Problem to work on:
Needed from the entries below: every line that holds the word "flag".

(Data about app and page elements)
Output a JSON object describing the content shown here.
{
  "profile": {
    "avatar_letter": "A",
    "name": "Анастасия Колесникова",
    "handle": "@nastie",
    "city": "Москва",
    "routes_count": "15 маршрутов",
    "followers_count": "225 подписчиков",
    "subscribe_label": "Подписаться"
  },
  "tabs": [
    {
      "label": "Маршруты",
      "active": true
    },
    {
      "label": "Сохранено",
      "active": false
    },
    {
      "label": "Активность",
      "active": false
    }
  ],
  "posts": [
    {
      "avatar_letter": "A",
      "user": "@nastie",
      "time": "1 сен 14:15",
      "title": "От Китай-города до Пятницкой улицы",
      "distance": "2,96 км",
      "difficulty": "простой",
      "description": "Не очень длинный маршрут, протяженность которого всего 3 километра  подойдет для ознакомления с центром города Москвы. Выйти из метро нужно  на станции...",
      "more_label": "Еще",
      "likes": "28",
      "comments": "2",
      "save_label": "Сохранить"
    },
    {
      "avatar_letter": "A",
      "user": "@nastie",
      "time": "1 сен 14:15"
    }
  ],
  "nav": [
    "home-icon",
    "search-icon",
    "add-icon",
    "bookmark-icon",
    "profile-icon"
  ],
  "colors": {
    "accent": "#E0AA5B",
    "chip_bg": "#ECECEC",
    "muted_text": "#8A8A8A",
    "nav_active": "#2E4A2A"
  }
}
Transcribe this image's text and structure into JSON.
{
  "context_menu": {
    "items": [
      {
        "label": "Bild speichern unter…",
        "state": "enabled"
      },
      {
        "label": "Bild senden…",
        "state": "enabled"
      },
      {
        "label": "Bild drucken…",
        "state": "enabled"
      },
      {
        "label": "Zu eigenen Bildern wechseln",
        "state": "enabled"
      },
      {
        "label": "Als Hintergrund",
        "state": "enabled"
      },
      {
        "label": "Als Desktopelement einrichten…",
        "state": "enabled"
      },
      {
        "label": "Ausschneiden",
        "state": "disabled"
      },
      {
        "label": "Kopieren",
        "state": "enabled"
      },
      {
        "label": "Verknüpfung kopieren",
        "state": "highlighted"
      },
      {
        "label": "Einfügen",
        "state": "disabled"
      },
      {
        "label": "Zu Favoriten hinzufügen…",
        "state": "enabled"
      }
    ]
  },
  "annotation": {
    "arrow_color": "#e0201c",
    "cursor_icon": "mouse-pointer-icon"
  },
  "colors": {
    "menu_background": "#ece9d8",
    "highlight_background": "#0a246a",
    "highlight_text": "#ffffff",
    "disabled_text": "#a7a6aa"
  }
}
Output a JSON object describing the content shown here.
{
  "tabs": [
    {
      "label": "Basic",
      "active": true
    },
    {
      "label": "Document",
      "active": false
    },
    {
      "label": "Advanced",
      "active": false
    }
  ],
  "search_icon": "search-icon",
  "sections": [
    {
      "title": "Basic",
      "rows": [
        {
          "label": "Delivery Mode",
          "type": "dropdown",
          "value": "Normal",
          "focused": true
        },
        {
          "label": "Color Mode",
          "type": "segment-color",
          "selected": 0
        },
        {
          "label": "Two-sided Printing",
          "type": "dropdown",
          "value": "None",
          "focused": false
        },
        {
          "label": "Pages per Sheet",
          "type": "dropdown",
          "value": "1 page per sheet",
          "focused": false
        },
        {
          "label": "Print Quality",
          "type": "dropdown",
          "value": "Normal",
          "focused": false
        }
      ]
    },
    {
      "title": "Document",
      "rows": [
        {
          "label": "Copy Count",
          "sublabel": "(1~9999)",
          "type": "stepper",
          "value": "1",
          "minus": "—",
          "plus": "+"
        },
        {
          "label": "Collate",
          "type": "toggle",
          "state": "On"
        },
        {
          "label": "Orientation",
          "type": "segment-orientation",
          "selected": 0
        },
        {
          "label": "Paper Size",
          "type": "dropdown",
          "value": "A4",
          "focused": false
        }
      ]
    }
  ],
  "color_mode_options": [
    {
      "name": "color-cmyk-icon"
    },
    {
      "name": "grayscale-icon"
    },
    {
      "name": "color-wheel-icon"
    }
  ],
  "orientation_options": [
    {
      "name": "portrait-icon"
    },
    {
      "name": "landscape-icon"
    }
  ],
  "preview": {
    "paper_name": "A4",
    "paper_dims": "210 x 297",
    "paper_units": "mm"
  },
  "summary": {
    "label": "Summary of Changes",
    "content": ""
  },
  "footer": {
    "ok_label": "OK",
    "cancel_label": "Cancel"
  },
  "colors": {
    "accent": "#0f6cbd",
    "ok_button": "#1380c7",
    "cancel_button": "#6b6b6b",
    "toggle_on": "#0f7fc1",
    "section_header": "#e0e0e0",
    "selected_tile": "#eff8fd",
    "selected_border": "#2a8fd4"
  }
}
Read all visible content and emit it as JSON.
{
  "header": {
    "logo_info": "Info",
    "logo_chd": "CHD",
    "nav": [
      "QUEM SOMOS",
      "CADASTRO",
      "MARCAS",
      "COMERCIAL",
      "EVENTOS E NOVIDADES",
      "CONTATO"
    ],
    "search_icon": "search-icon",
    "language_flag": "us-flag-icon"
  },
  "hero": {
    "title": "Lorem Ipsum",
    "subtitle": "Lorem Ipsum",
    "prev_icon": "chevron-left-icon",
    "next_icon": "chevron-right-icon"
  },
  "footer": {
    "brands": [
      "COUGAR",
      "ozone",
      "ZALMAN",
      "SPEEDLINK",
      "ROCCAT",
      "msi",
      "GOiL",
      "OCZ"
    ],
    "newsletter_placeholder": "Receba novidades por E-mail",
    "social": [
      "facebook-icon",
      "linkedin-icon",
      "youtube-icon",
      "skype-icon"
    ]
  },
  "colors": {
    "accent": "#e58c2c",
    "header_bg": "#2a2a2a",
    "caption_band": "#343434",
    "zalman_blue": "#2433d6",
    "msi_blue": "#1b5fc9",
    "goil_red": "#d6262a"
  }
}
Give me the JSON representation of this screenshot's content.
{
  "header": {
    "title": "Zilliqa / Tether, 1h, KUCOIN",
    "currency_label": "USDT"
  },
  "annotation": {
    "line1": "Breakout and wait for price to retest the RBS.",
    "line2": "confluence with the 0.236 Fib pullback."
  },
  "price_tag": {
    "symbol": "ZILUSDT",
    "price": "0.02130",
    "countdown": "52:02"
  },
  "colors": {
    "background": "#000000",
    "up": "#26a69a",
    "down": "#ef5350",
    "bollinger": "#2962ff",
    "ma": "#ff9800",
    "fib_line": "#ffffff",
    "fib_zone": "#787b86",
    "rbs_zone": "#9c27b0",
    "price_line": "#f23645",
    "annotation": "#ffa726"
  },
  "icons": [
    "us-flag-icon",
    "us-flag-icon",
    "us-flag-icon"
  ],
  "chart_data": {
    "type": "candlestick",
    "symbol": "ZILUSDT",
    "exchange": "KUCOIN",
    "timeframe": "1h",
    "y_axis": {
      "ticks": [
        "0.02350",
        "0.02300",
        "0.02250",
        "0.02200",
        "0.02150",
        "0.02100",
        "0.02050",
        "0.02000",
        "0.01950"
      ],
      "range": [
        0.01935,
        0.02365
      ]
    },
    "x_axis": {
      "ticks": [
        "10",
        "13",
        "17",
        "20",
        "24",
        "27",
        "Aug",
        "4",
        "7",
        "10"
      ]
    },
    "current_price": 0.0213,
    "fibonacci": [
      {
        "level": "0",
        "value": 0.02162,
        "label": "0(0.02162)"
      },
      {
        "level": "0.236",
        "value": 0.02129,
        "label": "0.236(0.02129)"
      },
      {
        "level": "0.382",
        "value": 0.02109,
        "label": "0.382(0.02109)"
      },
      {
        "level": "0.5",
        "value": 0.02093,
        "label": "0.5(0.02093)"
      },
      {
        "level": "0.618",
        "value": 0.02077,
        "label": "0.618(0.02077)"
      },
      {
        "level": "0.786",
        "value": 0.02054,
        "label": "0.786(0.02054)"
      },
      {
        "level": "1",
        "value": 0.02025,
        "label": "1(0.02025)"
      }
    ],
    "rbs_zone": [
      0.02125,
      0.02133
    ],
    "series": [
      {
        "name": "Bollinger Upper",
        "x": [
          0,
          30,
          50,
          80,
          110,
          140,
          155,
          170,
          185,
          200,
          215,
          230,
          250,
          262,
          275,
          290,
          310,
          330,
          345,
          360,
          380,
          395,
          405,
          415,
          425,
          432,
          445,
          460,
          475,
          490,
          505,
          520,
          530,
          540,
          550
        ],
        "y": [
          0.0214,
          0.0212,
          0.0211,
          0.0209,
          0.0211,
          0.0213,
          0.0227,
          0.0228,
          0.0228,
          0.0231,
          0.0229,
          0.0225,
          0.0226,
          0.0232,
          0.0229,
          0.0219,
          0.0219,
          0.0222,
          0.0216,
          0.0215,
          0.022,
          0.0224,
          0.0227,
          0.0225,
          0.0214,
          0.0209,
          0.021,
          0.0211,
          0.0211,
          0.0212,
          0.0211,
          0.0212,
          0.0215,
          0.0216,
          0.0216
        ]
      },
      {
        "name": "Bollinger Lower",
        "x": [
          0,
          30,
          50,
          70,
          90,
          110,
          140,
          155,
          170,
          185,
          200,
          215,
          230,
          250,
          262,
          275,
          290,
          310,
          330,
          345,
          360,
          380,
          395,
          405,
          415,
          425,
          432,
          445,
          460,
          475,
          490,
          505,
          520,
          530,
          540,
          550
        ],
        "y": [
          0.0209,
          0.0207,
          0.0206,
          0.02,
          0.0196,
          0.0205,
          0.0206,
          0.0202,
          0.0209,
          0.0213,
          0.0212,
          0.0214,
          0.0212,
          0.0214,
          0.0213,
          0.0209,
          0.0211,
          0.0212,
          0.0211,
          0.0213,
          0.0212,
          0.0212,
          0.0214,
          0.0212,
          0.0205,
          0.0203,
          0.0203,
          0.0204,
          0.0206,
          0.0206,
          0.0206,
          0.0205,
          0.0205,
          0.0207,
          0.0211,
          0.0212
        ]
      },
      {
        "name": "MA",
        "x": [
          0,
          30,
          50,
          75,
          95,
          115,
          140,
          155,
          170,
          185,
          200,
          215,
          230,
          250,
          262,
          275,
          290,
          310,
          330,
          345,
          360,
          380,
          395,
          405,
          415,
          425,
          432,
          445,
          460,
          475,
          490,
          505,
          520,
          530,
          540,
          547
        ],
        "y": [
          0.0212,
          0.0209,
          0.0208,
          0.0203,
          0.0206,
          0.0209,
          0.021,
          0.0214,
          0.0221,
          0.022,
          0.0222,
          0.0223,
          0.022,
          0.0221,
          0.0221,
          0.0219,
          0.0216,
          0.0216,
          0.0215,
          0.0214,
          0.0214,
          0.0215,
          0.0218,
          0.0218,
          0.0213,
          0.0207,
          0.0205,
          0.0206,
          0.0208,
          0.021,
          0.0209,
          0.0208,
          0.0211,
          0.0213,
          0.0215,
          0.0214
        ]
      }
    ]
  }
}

Output below:
    "language_flag": "us-flag-icon"
    "us-flag-icon",
    "us-flag-icon",
    "us-flag-icon"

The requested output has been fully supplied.